* EXERCISE PROMPT *
In the data that follows, count each line with the string "location"; the reply is the number only.

(Website and app data records)

════════════════

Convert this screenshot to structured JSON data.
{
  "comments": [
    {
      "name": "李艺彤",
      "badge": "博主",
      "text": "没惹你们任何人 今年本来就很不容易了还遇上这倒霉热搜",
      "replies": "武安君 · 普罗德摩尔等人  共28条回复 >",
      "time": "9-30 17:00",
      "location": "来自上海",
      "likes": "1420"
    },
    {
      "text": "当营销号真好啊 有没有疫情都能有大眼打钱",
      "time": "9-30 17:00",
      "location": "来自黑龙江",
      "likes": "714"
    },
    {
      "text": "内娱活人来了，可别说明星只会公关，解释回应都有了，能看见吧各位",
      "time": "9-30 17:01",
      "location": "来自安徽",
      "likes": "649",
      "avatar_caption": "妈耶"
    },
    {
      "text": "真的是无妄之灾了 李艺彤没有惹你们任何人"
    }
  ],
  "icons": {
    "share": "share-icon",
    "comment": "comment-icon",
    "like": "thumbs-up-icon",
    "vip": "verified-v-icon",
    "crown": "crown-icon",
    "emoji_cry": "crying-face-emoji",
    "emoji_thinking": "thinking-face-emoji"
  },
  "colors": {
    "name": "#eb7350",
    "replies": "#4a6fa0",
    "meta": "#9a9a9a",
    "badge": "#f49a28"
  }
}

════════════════

* OUTPUT OF THE EXERCISE *
3